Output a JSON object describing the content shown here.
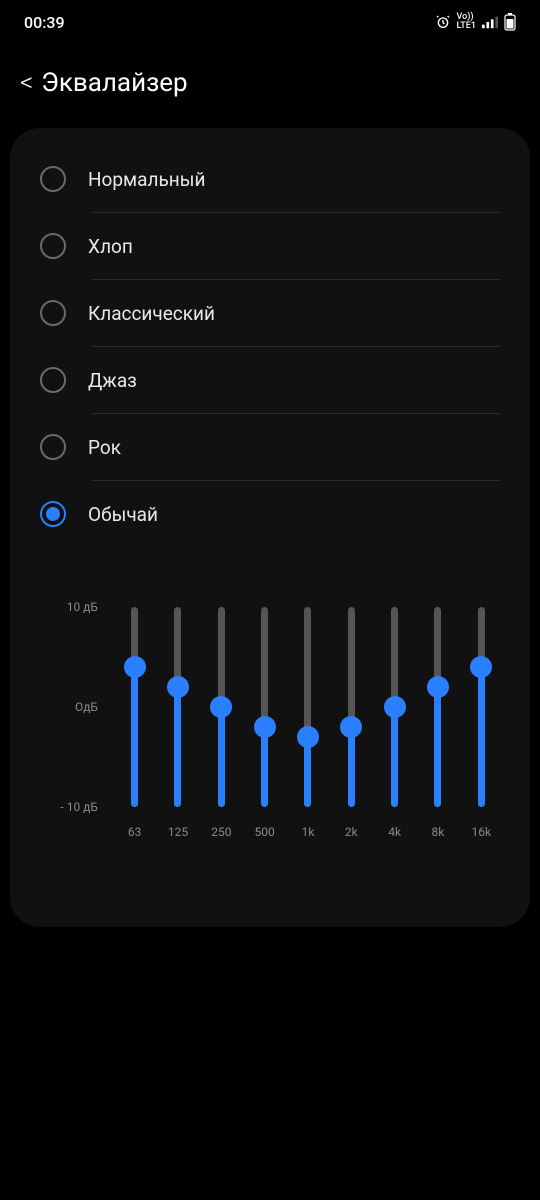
{
  "status": {
    "time": "00:39",
    "indicators": {
      "alarm": true,
      "volte": "Vo))",
      "network": "LTE1",
      "signal": 3,
      "battery": 70
    }
  },
  "header": {
    "back_symbol": "<",
    "title": "Эквалайзер"
  },
  "presets": [
    {
      "id": "normal",
      "label": "Нормальный",
      "selected": false
    },
    {
      "id": "pop",
      "label": "Хлоп",
      "selected": false
    },
    {
      "id": "classic",
      "label": "Классический",
      "selected": false
    },
    {
      "id": "jazz",
      "label": "Джаз",
      "selected": false
    },
    {
      "id": "rock",
      "label": "Рок",
      "selected": false
    },
    {
      "id": "custom",
      "label": "Обычай",
      "selected": true
    }
  ],
  "chart_data": {
    "type": "bar",
    "title": "",
    "xlabel": "",
    "ylabel": "",
    "ylim": [
      -10,
      10
    ],
    "categories": [
      "63",
      "125",
      "250",
      "500",
      "1k",
      "2k",
      "4k",
      "8k",
      "16k"
    ],
    "values": [
      4,
      2,
      0,
      -2,
      -3,
      -2,
      0,
      2,
      4
    ],
    "y_tick_labels": [
      "10 дБ",
      "OдБ",
      "- 10 дБ"
    ]
  },
  "colors": {
    "accent": "#2a7fff",
    "panel": "#111111",
    "track": "#555555"
  }
}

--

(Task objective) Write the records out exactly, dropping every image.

(Problem solution)
Output a JSON object describing the content shown here.
{
  "status": {
    "time": "00:39",
    "indicators": {
      "alarm": true,
      "volte": "Vo))",
      "network": "LTE1",
      "signal": 3,
      "battery": 70
    }
  },
  "header": {
    "back_symbol": "<",
    "title": "Эквалайзер"
  },
  "presets": [
    {
      "id": "normal",
      "label": "Нормальный",
      "selected": false
    },
    {
      "id": "pop",
      "label": "Хлоп",
      "selected": false
    },
    {
      "id": "classic",
      "label": "Классический",
      "selected": false
    },
    {
      "id": "jazz",
      "label": "Джаз",
      "selected": false
    },
    {
      "id": "rock",
      "label": "Рок",
      "selected": false
    },
    {
      "id": "custom",
      "label": "Обычай",
      "selected": true
    }
  ],
  "chart_data": {
    "type": "bar",
    "title": "",
    "xlabel": "",
    "ylabel": "",
    "ylim": [
      -10,
      10
    ],
    "categories": [
      "63",
      "125",
      "250",
      "500",
      "1k",
      "2k",
      "4k",
      "8k",
      "16k"
    ],
    "values": [
      4,
      2,
      0,
      -2,
      -3,
      -2,
      0,
      2,
      4
    ],
    "y_tick_labels": [
      "10 дБ",
      "OдБ",
      "- 10 дБ"
    ]
  },
  "colors": {
    "accent": "#2a7fff",
    "panel": "#111111",
    "track": "#555555"
  }
}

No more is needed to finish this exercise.